DENVER (CBS4) – So far the winter of 2017/18 has been the winter of freezing rain and drizzle. This time around we are looking at another round of freezing drizzle along the Front Range and Eastern Plains Thursday morning.
Several of our storms this season have included either freezing rain or freezing drizzle along with snow. Making driving and even walking tough with the slick roads and sidewalks. For Denver and the Front Range freezing rain is extremely rare and freezing drizzle happens a little more often but, can also be put in the rare column.
Part of that rarity is our elevation and proximity to the mountains. Freezing rain and freezing drizzle happens quite frequently during the winter months in the southern and eastern parts of the nation. Where many storms typically, have a mixture of warm and cold air. In Colorado most of our winter storms tend to be cold at altitude and on the ground. But, occasionally, the temperature profile occurs that helps support the freezing moisture scenario.
There are several different ways for both of these weather phenomenons to take place. The typical way is when you have warmer air aloft and much colder air near the ground.
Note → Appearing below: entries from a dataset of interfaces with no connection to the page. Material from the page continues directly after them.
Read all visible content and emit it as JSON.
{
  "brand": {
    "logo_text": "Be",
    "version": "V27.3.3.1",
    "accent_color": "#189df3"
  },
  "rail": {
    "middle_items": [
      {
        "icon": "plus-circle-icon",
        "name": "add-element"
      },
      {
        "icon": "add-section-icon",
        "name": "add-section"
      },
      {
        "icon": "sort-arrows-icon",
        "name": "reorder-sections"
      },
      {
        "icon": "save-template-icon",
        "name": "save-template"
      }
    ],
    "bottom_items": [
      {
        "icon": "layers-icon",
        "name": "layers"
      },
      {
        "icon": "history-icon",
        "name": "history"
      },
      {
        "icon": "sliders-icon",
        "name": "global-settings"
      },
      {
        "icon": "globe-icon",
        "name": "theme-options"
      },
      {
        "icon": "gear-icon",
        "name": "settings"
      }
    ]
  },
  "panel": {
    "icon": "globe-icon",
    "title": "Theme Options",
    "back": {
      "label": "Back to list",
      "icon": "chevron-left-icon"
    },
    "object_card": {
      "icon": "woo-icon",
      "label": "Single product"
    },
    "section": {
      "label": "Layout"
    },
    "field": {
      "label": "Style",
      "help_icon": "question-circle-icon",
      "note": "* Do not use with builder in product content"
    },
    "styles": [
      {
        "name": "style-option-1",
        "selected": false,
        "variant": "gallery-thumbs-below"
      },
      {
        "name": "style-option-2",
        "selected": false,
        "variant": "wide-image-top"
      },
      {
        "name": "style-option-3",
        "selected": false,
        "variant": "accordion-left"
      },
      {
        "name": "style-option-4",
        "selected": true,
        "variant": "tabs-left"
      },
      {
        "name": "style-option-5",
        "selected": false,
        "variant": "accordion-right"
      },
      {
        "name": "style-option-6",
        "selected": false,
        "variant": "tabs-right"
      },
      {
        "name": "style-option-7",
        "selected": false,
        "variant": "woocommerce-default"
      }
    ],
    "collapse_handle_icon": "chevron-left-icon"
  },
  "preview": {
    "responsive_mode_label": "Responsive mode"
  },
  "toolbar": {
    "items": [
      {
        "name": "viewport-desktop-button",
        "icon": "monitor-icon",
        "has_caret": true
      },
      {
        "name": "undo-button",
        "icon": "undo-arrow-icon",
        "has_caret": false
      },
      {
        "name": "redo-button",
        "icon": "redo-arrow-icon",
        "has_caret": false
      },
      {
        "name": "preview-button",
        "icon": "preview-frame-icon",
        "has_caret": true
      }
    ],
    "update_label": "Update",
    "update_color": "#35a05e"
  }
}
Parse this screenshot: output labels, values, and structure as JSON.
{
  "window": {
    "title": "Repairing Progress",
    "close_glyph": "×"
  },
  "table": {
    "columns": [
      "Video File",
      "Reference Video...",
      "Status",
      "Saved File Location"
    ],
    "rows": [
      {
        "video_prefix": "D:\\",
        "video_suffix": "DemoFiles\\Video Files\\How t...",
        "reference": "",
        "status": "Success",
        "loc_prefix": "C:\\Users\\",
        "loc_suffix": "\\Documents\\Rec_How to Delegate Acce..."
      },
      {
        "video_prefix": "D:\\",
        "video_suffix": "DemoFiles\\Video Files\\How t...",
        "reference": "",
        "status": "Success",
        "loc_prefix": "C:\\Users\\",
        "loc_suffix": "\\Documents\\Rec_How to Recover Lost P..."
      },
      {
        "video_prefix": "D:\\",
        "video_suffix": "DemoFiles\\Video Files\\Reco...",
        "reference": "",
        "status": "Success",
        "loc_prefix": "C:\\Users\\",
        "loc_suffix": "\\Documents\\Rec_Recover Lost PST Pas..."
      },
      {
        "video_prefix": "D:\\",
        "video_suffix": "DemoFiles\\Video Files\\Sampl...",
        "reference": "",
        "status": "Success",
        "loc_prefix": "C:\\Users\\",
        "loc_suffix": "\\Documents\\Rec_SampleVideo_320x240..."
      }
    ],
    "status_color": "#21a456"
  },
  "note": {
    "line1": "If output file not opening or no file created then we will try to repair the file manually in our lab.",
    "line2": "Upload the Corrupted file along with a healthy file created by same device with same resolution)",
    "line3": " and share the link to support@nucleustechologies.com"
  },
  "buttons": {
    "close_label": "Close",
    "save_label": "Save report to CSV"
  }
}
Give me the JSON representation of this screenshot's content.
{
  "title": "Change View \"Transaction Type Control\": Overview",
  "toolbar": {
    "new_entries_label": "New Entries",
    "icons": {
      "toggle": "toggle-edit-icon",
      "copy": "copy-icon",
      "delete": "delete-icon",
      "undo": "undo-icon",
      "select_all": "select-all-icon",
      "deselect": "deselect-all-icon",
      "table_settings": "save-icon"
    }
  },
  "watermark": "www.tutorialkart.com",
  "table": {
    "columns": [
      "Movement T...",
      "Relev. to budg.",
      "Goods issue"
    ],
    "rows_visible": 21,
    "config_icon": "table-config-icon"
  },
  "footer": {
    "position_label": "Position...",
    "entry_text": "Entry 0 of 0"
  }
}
Ice falling from clouds melts as it falls through the warmer air layer several hundred feet above ground and then freezes on contact with the ground or other surfaces if the temperature is 32°F. The same with rain falling through the 32°F near the ground would freeze on contact.
In Denver and the Front Range there is a more common set up to freezing drizzle. Because the temperature profile is quite colder in most storms than those in the south or east. In order for liquid in clouds to freeze it has to come in contact with something in order to begin the freezing process. Typically what is called “ice nuclei”. This can even happen with dust in the atmosphere. The ideal temperature for this to happen is 14°F. Without this the water can stay a liquid even though the air temperature is below 32°F. This is called “super-cooled water.”
If the water droplets are small enough, such as the size of drizzle drops, they can stay liquid until they hit the ground at which point they freeze in contact. This is why in Colorado we have more instances of freezing drizzle than freezing rain.